# WHAT THE EXERCISE ASKS
Your task is to filter the entries and copy every line containing the string "Shading".

# Interface dataset entries
=== Begin Enclosure ===
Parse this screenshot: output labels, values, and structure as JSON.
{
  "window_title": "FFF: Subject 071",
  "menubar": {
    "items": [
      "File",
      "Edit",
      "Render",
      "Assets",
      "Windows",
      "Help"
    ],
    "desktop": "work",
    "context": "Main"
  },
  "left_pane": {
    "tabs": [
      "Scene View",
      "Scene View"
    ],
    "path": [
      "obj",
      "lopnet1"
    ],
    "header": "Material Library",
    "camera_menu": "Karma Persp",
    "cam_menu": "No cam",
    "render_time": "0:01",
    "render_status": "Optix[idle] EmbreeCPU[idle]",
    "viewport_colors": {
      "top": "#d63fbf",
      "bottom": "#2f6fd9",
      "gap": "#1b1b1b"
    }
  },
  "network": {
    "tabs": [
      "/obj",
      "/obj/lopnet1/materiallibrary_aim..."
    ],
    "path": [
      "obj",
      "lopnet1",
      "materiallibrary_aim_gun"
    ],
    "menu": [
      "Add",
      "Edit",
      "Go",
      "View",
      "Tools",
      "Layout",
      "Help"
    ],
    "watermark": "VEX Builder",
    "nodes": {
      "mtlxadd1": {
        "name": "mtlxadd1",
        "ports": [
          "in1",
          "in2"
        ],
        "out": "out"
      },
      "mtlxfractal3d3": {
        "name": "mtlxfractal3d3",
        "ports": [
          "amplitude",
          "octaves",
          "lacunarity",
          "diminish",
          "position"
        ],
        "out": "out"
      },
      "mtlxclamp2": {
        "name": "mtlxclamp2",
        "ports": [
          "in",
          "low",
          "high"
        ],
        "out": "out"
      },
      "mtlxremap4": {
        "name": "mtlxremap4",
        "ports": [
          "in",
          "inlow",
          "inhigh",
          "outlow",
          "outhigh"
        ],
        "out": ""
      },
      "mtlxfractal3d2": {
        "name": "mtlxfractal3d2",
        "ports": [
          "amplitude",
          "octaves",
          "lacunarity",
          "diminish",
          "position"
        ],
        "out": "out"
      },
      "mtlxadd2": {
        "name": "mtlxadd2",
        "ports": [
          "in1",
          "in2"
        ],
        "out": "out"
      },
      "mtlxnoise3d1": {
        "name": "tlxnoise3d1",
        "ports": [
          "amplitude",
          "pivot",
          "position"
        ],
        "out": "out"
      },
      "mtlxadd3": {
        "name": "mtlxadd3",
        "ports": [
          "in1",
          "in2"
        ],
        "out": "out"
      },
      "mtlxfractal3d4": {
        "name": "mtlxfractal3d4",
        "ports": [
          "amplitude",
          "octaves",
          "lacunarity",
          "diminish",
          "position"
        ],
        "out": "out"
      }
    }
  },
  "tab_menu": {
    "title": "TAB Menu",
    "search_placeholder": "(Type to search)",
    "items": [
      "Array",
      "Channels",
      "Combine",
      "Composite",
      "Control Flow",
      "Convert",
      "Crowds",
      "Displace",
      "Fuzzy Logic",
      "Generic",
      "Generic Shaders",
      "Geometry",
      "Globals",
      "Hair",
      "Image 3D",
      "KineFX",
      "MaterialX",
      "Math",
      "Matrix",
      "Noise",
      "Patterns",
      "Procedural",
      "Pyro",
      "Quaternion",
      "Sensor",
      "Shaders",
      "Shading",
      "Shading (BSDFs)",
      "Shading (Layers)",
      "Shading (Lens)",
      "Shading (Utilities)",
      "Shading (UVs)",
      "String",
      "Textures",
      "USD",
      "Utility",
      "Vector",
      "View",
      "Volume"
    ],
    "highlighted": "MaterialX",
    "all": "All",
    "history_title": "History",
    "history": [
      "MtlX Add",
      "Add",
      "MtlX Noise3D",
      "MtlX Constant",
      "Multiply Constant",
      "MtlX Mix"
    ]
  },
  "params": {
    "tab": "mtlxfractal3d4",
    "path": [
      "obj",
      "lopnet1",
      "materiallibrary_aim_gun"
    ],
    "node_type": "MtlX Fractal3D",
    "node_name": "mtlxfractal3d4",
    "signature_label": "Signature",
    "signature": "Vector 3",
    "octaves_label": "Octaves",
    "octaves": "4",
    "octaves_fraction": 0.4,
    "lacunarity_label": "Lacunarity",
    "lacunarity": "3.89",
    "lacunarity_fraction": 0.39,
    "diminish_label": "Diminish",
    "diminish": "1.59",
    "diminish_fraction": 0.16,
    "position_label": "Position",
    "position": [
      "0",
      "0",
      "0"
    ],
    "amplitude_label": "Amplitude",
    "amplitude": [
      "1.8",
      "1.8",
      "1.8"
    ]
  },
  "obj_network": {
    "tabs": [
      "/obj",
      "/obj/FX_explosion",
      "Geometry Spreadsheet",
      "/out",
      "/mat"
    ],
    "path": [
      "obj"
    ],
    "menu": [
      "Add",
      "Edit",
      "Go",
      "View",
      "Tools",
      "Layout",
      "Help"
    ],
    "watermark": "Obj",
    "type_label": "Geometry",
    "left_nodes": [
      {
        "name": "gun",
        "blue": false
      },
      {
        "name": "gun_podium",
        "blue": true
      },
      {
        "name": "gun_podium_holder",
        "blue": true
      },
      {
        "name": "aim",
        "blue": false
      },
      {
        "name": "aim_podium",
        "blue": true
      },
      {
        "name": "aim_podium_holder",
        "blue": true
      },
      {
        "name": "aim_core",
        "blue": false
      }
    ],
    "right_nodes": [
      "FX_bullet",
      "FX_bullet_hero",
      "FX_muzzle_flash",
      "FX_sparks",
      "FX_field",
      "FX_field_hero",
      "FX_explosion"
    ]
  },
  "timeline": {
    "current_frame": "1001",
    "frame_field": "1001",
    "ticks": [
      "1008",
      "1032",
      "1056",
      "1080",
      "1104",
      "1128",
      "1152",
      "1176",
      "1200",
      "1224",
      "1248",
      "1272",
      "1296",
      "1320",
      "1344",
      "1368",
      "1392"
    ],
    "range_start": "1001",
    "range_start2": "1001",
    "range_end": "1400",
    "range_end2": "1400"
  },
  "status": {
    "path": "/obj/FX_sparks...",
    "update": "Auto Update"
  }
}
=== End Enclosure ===
# RESPONSE AREA
      "Shading",
      "Shading (BSDFs)",
      "Shading (Layers)",
      "Shading (Lens)",
      "Shading (Utilities)",
      "Shading (UVs)",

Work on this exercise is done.